Q: What type of PTSD do you have? (Trigger Warning)

A: I was diagnosed with Rape Related PTSD. However, my post traumatic stress is not limited to rape, as it also includes childhood abuse, molestation, domestic violence, car accidents, and witnessing violence enacted upon animals. My life has not always been butterflies and dildos, but I take pride in how far I have come. This blog has actually played a huge role in my recovery. This is me taking back my humanity from the people who hurt me. I am not afraid to be a happy, healthy individual. My body belongs to me. My sexuality is mine to keep.


Q: Why do some people use trigger warnings? What do they mean?

A: Trigger warnings are an important part of basic courtesy. They alert us of something that may be emotionally devastating, or have the potential to cause flashbacks in those with PTSD. When we use a TW, we acknowledge that not everyone is automatically in the right head space to process specific situations or information when encountered unaware. It is appropriate to use a warning before talking about abuse, sexual violence, molestation, torture, rape, suicide, self-harm, body shaming, eating disorders, violence, kidnapping, etc. These are not much different than the mature content ratings given to movies and video games.

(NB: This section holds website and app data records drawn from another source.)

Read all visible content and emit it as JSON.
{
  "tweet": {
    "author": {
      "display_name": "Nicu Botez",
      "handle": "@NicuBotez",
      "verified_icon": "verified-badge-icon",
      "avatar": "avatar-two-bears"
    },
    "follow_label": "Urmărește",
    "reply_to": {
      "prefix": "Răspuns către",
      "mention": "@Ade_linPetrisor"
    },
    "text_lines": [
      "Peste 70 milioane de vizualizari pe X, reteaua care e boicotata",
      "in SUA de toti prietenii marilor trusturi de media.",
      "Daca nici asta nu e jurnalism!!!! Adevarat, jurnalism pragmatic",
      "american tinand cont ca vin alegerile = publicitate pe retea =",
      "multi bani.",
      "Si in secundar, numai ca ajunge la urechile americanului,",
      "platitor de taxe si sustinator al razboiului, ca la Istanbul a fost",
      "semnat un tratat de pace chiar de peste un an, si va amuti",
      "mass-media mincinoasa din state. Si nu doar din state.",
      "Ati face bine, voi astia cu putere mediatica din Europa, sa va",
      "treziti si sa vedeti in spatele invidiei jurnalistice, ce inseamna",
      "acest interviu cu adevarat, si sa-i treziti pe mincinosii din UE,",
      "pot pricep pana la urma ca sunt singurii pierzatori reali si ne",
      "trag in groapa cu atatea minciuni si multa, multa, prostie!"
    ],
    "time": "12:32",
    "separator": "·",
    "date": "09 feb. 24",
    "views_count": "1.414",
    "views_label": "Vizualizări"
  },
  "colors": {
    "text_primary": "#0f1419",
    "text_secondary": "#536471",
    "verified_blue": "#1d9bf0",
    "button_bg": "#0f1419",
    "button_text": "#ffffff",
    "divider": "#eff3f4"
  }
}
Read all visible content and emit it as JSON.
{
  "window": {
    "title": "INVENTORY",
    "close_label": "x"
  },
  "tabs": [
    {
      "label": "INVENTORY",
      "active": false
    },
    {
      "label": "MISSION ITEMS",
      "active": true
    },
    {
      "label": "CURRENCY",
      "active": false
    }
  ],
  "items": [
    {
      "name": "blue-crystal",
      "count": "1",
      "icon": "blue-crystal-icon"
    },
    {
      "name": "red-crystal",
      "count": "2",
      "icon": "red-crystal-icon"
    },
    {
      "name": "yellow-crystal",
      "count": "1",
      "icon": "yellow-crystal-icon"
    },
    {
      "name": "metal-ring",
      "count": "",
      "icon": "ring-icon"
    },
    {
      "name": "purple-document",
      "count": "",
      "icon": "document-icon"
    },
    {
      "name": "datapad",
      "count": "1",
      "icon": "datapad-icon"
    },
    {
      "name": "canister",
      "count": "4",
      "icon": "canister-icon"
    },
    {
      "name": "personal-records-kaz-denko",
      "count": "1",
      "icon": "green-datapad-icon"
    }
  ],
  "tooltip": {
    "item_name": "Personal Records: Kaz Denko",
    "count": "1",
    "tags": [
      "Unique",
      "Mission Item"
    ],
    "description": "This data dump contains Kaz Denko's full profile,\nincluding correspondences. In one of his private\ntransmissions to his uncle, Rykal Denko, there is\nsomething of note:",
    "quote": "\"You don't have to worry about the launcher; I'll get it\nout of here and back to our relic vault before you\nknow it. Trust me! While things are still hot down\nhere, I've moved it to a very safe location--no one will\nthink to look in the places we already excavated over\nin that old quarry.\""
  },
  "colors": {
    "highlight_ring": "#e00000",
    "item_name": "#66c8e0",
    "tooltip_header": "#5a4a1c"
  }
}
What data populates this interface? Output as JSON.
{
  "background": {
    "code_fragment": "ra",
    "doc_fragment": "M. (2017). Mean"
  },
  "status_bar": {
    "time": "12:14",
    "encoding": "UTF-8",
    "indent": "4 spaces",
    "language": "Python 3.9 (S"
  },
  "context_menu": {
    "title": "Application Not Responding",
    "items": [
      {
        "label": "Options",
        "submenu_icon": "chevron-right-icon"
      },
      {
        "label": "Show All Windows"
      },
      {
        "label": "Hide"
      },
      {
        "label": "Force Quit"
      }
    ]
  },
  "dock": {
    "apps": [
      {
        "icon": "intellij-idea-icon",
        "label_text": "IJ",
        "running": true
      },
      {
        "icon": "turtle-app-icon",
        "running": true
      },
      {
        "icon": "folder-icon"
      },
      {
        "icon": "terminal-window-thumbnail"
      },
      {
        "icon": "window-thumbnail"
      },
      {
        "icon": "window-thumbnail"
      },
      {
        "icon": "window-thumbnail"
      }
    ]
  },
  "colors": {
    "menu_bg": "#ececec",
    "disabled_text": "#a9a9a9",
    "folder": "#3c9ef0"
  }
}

Q: What is the answer to Life, the Universe, and Everything?

A: Forty-two.